━━━━━ GIVEN RECORDS

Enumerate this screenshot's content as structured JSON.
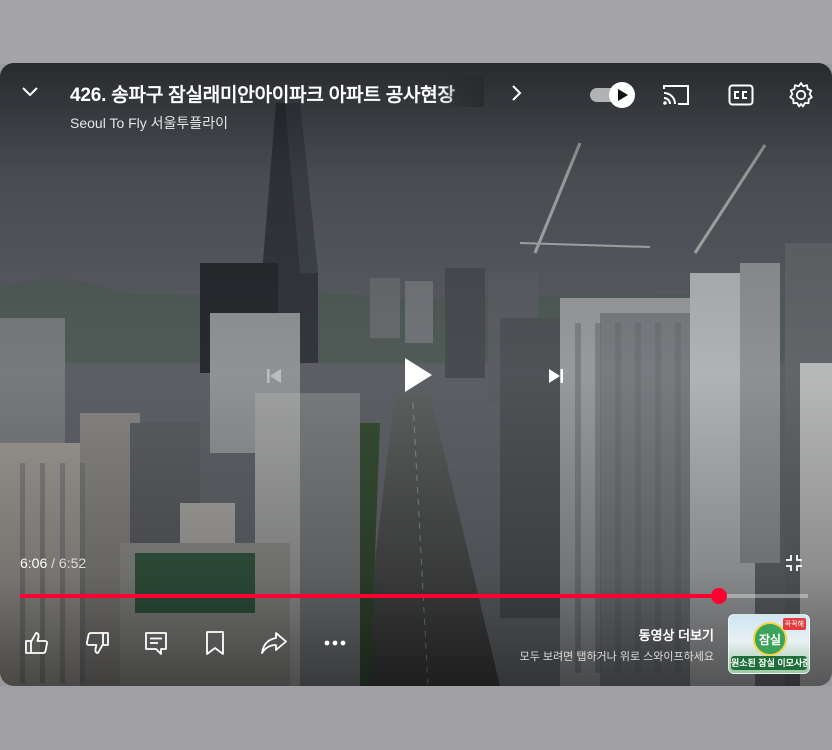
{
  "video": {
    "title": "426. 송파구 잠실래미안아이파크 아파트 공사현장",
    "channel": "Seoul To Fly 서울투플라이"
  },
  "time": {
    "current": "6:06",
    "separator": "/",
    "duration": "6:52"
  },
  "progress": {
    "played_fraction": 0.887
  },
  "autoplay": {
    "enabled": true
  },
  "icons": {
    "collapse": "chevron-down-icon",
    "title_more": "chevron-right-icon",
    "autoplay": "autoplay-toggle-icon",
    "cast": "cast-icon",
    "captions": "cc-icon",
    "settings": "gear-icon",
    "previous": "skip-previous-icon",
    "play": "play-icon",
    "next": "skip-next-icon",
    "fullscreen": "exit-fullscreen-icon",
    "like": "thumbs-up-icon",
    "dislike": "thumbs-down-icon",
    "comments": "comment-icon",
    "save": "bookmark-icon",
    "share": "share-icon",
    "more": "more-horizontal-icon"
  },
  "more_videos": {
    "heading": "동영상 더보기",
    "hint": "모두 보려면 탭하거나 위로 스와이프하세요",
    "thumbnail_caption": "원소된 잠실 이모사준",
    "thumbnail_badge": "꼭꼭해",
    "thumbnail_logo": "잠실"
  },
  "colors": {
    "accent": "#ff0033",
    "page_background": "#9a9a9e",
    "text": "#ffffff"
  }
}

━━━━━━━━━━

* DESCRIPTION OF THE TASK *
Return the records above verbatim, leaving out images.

* RESULT OF THIS EXERCISE *
Enumerate this screenshot's content as structured JSON.
{
  "video": {
    "title": "426. 송파구 잠실래미안아이파크 아파트 공사현장",
    "channel": "Seoul To Fly 서울투플라이"
  },
  "time": {
    "current": "6:06",
    "separator": "/",
    "duration": "6:52"
  },
  "progress": {
    "played_fraction": 0.887
  },
  "autoplay": {
    "enabled": true
  },
  "icons": {
    "collapse": "chevron-down-icon",
    "title_more": "chevron-right-icon",
    "autoplay": "autoplay-toggle-icon",
    "cast": "cast-icon",
    "captions": "cc-icon",
    "settings": "gear-icon",
    "previous": "skip-previous-icon",
    "play": "play-icon",
    "next": "skip-next-icon",
    "fullscreen": "exit-fullscreen-icon",
    "like": "thumbs-up-icon",
    "dislike": "thumbs-down-icon",
    "comments": "comment-icon",
    "save": "bookmark-icon",
    "share": "share-icon",
    "more": "more-horizontal-icon"
  },
  "more_videos": {
    "heading": "동영상 더보기",
    "hint": "모두 보려면 탭하거나 위로 스와이프하세요",
    "thumbnail_caption": "원소된 잠실 이모사준",
    "thumbnail_badge": "꼭꼭해",
    "thumbnail_logo": "잠실"
  },
  "colors": {
    "accent": "#ff0033",
    "page_background": "#9a9a9e",
    "text": "#ffffff"
  }
}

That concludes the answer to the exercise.